This summer, Stanford has started preparations to receive the David Rumsey Map Collection — considered one of the world’s largest collections of rare and antiquarian maps. The collection will arrive in the next year or two and will be housed in the soon-to-be-built David Rumsey Map Center in Green Library.
For now, the maps have remained off campus as the University has been in the process of designing the maps’ new home.
Map collector and president of Cartography Associates David Rumsey began gathering the collection over 25 years ago and announced in 2009 that it would be donated to Stanford. In 2012 he received the Warren R. Howell Award from the Stanford University Libraries for his contributions to the University.
According to Rumsey, technology has risen to the forefront in the University’s plans for the collection and the map center. Computerized tools, such as video and touch-sensitive walls, will be available beside the physical maps. ArcGIS, a platform for creating intelligent maps and geography apps, will also be incorporated.
“The collection lies just as much in the digital world as the physical world, and Stanford had the capability to handle that,” Rumsey said.
G. Salim Mohammed, who will serve as the collection’s curator, spoke about his excitement about the combination of digital and physical resources.
“There isn’t a center like the one we are envisioning on the West Coast,” Mohammed said.
The collection itself will also be an important resource for the University. Mohammed explained that the its large number of atlases is unique for a map collection.
“If you’re looking at 17th, 18th and 19th century North America, I think [the collection is] unparalleled,” Mohammed said.
Upon opening, the collection and center will provide opportunities and resources for the entire Stanford community — students and faculty alike.

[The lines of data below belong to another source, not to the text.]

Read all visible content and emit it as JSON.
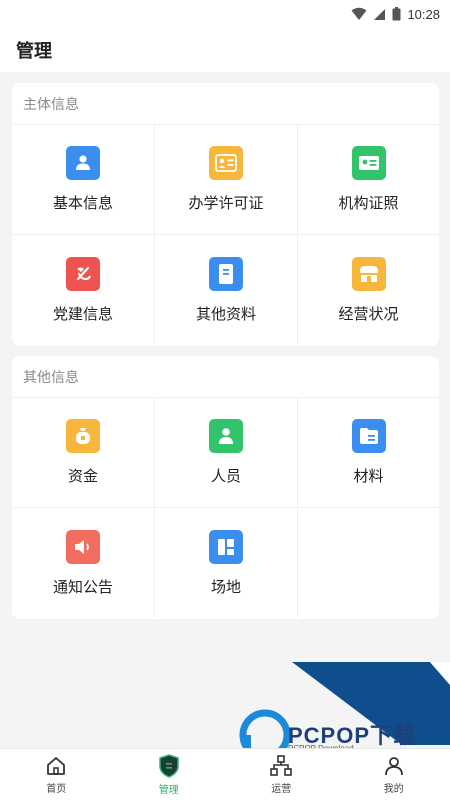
{
  "status_bar": {
    "time": "10:28"
  },
  "header": {
    "title": "管理"
  },
  "sections": [
    {
      "title": "主体信息",
      "items": [
        {
          "label": "基本信息",
          "icon": "person-card-icon",
          "color": "#3b8ef0"
        },
        {
          "label": "办学许可证",
          "icon": "license-icon",
          "color": "#f7b73c"
        },
        {
          "label": "机构证照",
          "icon": "id-card-icon",
          "color": "#33c46b"
        },
        {
          "label": "党建信息",
          "icon": "party-emblem-icon",
          "color": "#ef5350"
        },
        {
          "label": "其他资料",
          "icon": "document-icon",
          "color": "#3b8ef0"
        },
        {
          "label": "经营状况",
          "icon": "store-icon",
          "color": "#f7b73c"
        }
      ]
    },
    {
      "title": "其他信息",
      "items": [
        {
          "label": "资金",
          "icon": "money-bag-icon",
          "color": "#f7b73c"
        },
        {
          "label": "人员",
          "icon": "user-icon",
          "color": "#33c46b"
        },
        {
          "label": "材料",
          "icon": "folder-icon",
          "color": "#3b8ef0"
        },
        {
          "label": "通知公告",
          "icon": "speaker-icon",
          "color": "#f36c60"
        },
        {
          "label": "场地",
          "icon": "layout-icon",
          "color": "#3b8ef0"
        }
      ]
    }
  ],
  "watermark": {
    "brand": "PCPOP下载",
    "sub": "PCPOP Download"
  },
  "tabs": [
    {
      "label": "首页",
      "icon": "home-icon",
      "active": false
    },
    {
      "label": "管理",
      "icon": "shield-icon",
      "active": true
    },
    {
      "label": "运营",
      "icon": "org-chart-icon",
      "active": false
    },
    {
      "label": "我的",
      "icon": "user-icon",
      "active": false
    }
  ],
  "colors": {
    "accent": "#2db36f",
    "background": "#f4f4f4"
  }
}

In addition to housing maps and other tools, the center will host exhibits, guest speakers and classes.
Making the collection available to students in addition to researchers was a key goal for Rumsey.
“I wanted it to go to a university that would use this for teaching,” Rumsey said. “I hope the students see in the maps the same things I did — they’re a way to understand history visually, and they give you such a strong sense of place.”
Although much work remains to be done before the center is completed, for now around 50,000 of the collection’s maps are available for free online.
Contact Michael Gioia at mgioia2 ‘at’ stanford ‘dot’ edu.